Every year students come to us who are performing below grade level. We are charged with the task of catching them up; and, the farther behind they are the more ground we are expected to cover. The stakes are high, and I’m not even talking about the relationship between job security and test sores. Multiple sources from The New Jim Crow by Michelle Alexander to the new movie The House I Live In illuminate the link between test scores and incarceration. So, yes the stakes are very high—especially for our students. I have spent years working with students who are academically behind. The needs I saw motivated me to go for special training in literacy.
So, what have I learned? I’m not going to offer you a magic wand, but here are a few strategies that I rely on:
- Put high interest literature in their hands. For high school students reading at upper elementary or middle school levels I like the Bluford series. It is a series of chapter books about a bunch of students all attending them same school. They sell for just $1. Also, I've found male students seem to prefer comedy, horror and nonfiction. They rush to grab up the newspapers and sports magazines. They need to be reading a lot and the easiest way to do that is to give them something to read that interests them.
- Teach word parts. Students who have phonics skills, but poor vocabulary will struggle to read longer, unfamiliar words. Teaching them word parts gives them confidence when approaching grade level vocabulary. They learn patterns in the language and are able to define more words.
- Don’t embarrass them by making them read aloud a text that they haven’t rehearsed. The best way to get them to read is to have them read something that they have written themselves. That way they will be totally familiar with the vocabulary because it is their own. This gives them success and improves their much needed self esteem when it comes to reading.
- Model, model, model. Students who struggle do not know what good readers do (visualize, ask questions, predict, summarize, make inferences, etc.). They need to see and hear what that looks like. This includes reading aloud to them and modeling your thinking as you read.
- Give them something to do when they read. Many students have a hard time staying focused. Give them a reading they can mark up and a guide for what to mark up. This will help them keep their mind and body (…well, hands at least) engaged. If you can't do this, give them a graphic organizer.
- Don't give them a text to read independently if they can't read it independently. This is huge. Watch out for this pitfall.
- Teach them the parts of a textbook and have them practice navigating it for information.
- Let them work in groups to read and discuss. The strategies I like the most are the jigsaw and reciprocal teaching. Social engagement helps keep them focused. Hearing explanations from a peer instead of a teacher also makes concepts more accessible to them.
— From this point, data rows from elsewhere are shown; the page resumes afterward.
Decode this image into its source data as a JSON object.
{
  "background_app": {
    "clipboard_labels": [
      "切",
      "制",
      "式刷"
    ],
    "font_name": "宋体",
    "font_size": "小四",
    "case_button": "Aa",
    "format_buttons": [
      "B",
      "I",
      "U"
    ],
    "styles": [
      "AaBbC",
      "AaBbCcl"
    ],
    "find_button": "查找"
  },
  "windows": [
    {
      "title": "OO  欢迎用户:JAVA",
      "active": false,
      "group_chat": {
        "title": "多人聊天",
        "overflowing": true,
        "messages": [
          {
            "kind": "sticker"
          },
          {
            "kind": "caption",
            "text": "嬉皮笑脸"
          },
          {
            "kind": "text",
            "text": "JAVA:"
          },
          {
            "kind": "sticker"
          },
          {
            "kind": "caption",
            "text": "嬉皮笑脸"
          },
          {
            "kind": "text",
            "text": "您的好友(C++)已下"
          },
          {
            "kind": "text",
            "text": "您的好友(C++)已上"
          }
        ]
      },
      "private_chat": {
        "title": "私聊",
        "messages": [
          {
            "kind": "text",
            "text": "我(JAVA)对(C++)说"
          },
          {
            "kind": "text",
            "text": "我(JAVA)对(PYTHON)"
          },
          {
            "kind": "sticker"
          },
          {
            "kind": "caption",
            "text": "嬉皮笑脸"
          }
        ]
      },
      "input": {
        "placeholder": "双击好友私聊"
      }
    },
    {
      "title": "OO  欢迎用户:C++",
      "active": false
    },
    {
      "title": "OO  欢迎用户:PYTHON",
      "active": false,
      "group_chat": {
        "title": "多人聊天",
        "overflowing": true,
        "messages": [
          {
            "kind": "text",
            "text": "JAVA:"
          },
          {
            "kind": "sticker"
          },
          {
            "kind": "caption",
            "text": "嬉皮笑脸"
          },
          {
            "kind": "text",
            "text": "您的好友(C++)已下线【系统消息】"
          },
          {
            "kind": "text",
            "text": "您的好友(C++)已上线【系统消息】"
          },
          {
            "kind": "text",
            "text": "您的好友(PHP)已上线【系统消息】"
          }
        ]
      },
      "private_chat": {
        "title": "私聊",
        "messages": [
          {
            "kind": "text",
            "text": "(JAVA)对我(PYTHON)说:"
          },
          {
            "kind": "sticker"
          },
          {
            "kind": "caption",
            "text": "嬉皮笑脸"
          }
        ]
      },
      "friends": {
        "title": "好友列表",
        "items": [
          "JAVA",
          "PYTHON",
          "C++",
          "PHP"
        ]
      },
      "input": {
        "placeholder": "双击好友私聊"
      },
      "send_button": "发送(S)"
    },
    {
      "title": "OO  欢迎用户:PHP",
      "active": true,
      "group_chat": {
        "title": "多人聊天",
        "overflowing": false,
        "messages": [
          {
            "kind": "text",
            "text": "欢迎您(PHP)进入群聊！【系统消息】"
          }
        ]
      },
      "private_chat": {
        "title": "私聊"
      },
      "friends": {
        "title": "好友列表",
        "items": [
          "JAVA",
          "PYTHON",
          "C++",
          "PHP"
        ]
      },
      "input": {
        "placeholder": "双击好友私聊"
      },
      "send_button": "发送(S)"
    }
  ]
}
Again, I don't have all the answers. Far from it. But, if this is helpful and you have any other questions or suggestions, feel free to leave them in the comments section.